Last week, the German Bundestag (parliament) passed a 17-point resolution, authored by the German government's special coordinator for Russian affairs Andreas Schockenhoff, that demanded Russia observe European norms of human rights and democracy. Merkel, who faces a tough reelection bid next year, told a Moscow press conference that she had raised at least some of those issues with Putin in their private meeting Friday.
"We spoke about the situation of civil society in Russia and I expressed my concern about plans for certain laws," Merkel said, referring to draconian new Russian legislation that imposes tough penalties on public protest, a harsh requirement that nongovernmental groups that receive outside funding register as "foreign agents," and a sweeping new definition of "treason" that was signed into law by Putin this week.
"I think we need to speak openly and honestly about these issues. This dialogue is a precondition for understanding each other and identifying the conflicts," Merkel added.
But during a public exchange about Pussy Riot, Mr. Putin suggested that Merkel doesn't know all the facts of the case, including what he alleged was one of the Pussy Riot women's involvement in a 2008 "performance art" display which he claimed had anti-Semitic overtones.
"As for political and ideological issues, we hear our partners. But they hear about what's happening from very far away," Putin said.
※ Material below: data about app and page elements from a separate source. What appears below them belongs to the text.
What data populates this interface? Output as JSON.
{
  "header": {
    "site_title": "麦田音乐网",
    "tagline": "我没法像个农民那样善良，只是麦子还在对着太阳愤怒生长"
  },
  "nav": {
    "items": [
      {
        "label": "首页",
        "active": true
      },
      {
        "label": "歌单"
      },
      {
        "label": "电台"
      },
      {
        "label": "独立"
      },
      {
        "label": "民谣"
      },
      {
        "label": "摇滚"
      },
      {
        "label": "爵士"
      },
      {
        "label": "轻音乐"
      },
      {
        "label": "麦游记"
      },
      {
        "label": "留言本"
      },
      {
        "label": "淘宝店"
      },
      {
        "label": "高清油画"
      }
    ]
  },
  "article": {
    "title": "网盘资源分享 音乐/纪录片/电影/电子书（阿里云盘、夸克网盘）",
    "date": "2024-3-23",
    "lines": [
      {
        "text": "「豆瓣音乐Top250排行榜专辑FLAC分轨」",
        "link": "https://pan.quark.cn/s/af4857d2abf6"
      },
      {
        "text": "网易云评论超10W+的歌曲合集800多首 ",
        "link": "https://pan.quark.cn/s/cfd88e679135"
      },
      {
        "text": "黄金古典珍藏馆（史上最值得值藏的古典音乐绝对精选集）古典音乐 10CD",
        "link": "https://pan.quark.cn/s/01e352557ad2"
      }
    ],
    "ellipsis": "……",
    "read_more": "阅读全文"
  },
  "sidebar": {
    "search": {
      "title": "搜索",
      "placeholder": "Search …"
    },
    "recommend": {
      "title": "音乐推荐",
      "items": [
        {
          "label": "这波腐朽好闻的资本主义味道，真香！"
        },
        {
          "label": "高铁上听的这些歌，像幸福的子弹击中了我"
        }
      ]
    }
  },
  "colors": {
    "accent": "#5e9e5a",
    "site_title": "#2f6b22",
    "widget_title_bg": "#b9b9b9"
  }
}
For example, "Does [Merkel] know that ... one of [the Pussy Riot activists] hung an effigy of a Jew and said that these people need to be got rid of? You and I cannot support people who take an anti-Semitic stance. And I ask you to also take that into account," he added.